- If the roads are not gritted, be cautious of driving on other cars’ wheel tracks because compressed snow can be more slippery.
- Be gentle while handling when controlling your car. The accelerator, steering, brake, and even gear should be changed gently and smoothly.
- Finally, keep the vehicle’s speed low to have more time for steering and to stop.
Pro Tip: Wash your car more often during winter because the salt used to de-ice the roads can cause corrosion over time.
Call a reliable towing and roadside assistance service

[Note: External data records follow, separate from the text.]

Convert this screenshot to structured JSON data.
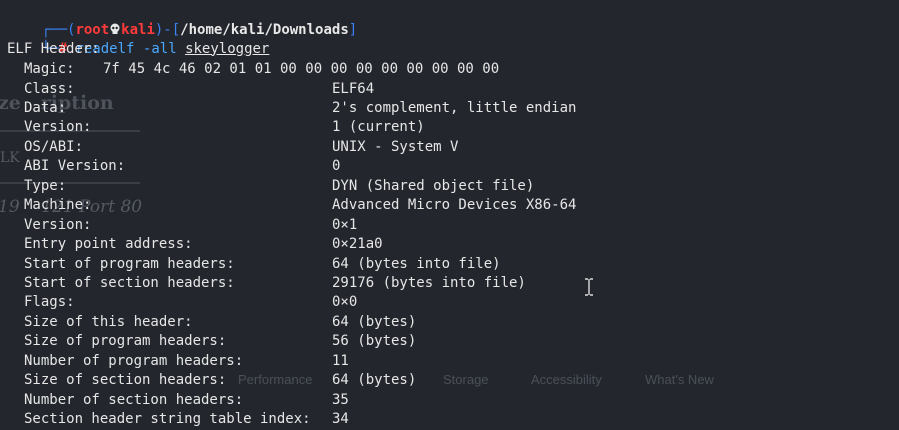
{
  "prompt": {
    "open1": "┌──(",
    "user": "root",
    "host": "kali",
    "close1": ")-[",
    "path": "/home/kali/Downloads",
    "close2": "]",
    "open2": "└─",
    "hash": "#",
    "command": "readelf",
    "flag": "-all",
    "file": "skeylogger"
  },
  "header_title": "ELF Header:",
  "magic": {
    "label": "Magic:",
    "value": "7f 45 4c 46 02 01 01 00 00 00 00 00 00 00 00 00"
  },
  "fields": [
    {
      "label": "Class:",
      "value": "ELF64"
    },
    {
      "label": "Data:",
      "value": "2's complement, little endian"
    },
    {
      "label": "Version:",
      "value": "1 (current)"
    },
    {
      "label": "OS/ABI:",
      "value": "UNIX - System V"
    },
    {
      "label": "ABI Version:",
      "value": "0"
    },
    {
      "label": "Type:",
      "value": "DYN (Shared object file)"
    },
    {
      "label": "Machine:",
      "value": "Advanced Micro Devices X86-64"
    },
    {
      "label": "Version:",
      "value": "0×1"
    },
    {
      "label": "Entry point address:",
      "value": "0×21a0"
    },
    {
      "label": "Start of program headers:",
      "value": "64 (bytes into file)"
    },
    {
      "label": "Start of section headers:",
      "value": "29176 (bytes into file)"
    },
    {
      "label": "Flags:",
      "value": "0×0"
    },
    {
      "label": "Size of this header:",
      "value": "64 (bytes)"
    },
    {
      "label": "Size of program headers:",
      "value": "56 (bytes)"
    },
    {
      "label": "Number of program headers:",
      "value": "11"
    },
    {
      "label": "Size of section headers:",
      "value": "64 (bytes)"
    },
    {
      "label": "Number of section headers:",
      "value": "35"
    },
    {
      "label": "Section header string table index:",
      "value": "34"
    }
  ],
  "background_ghost": {
    "description": "ze   ription",
    "small": "LK",
    "port": "19    121 Port 80",
    "devtools": [
      "Performance",
      "Storage",
      "Accessibility",
      "What's New"
    ]
  },
  "cursor_icon": "text-cursor-icon",
  "colors": {
    "background": "#23262d",
    "accent_red": "#ff3b3b",
    "accent_blue": "#3b82f6",
    "command_blue": "#4aa8ff"
  }
}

Navigating in the winter requires practice and enduring vehicle. Relying on an all-wheel-drive will not do the trick, and even a two-wheel drive can be used with proper driving techniques and the vehicle’s winter readiness. And in case of a breakdown or accident, only trust a reliable and experienced towing company like Flag Towing. The towing professionals should be a matter expert and certified to rescue drivers stuck in any condition quickly. At Flag Towing, we boast a team of competent automotive technicians and tow truck drivers who know how and when to use which technique to get drivers out of trouble efficiently. We are operating on this New Year Eve or any other holiday at all times, just call and rest assured, we will be there. Visit the Flag Towing website to know more about the service we offer, or call now at 972-567-7299 to request a quick towing and roadside assistance service at your location.
Winter Driving FAQs
How can I protect my car in winter?
- Regularly check antifreeze levels, brakes, and screen wash
- Use all-season tires and properly inflate them
- Don’t ever use cruise control on slippery roads
- Maintain ten times the standard distance to provide ample stopping time
- Practice defensive driving, i.e., drive slowly, and when stopping the car, apply firm and steady brakes
- Keep an emergency kit in your car at all times
What do you do if the car is sliding on ice or water?
Drivers often lose their calm and try to control the vehicle with swift moves, which isn’t what you’d want to do. It’s essential to regain control of the car and to do so, release the gas peddle to reduce the speed naturally. And now steer in the direction of the slide or skid, not in the opposite direction. Don’t apply hard brakes because that won’t help. You need to turn the wheels in the slide’s direction to avert the overcorrection or a car flip.
How to use headlights for winter driving?
You need to keep the headlights on even during the day in winter. This way, you’re making sure that you are visible to other drivers in snow. The fog lights only need to be used during low-visibility or foggy conditions. Especially it is essential to use blinkers as a turning signal in winter conditions.